About this exercise.
Search the records for lines with the word "icon" and copy each match.

Supplied entries.
⟨

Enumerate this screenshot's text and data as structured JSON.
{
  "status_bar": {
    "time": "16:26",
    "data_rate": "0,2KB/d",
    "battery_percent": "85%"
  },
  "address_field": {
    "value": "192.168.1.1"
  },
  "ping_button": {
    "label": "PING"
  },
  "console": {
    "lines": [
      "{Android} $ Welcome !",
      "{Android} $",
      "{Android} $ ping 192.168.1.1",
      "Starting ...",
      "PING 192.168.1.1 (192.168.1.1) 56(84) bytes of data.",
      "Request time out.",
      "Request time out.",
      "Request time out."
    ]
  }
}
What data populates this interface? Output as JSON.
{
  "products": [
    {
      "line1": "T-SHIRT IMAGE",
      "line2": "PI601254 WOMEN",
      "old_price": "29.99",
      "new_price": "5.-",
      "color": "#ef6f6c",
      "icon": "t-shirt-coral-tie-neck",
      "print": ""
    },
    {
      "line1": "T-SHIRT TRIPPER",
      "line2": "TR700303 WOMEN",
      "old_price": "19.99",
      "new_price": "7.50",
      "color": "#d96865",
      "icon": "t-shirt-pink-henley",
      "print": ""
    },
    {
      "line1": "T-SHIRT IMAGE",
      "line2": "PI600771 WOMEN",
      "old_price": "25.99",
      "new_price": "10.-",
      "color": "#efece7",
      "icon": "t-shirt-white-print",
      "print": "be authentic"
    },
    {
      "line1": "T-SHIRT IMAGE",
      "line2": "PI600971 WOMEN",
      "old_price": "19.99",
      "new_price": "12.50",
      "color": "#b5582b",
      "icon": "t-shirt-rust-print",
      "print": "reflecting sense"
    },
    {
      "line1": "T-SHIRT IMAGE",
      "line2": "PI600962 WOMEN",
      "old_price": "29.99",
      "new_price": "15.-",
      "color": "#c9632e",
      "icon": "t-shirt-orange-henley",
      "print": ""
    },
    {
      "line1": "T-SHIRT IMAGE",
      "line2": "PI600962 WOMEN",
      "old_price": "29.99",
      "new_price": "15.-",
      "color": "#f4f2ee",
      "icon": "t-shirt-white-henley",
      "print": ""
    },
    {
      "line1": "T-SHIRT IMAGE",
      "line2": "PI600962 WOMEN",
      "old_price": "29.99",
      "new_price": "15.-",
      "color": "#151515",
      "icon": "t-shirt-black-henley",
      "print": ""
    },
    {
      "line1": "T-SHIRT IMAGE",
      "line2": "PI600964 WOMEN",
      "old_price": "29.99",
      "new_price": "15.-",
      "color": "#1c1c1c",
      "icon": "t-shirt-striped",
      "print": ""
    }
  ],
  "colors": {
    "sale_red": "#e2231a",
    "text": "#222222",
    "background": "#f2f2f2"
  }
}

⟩

Solved problem.
      "icon": "t-shirt-coral-tie-neck",
      "icon": "t-shirt-pink-henley",
      "icon": "t-shirt-white-print",
      "icon": "t-shirt-rust-print",
      "icon": "t-shirt-orange-henley",
      "icon": "t-shirt-white-henley",
      "icon": "t-shirt-black-henley",
      "icon": "t-shirt-striped",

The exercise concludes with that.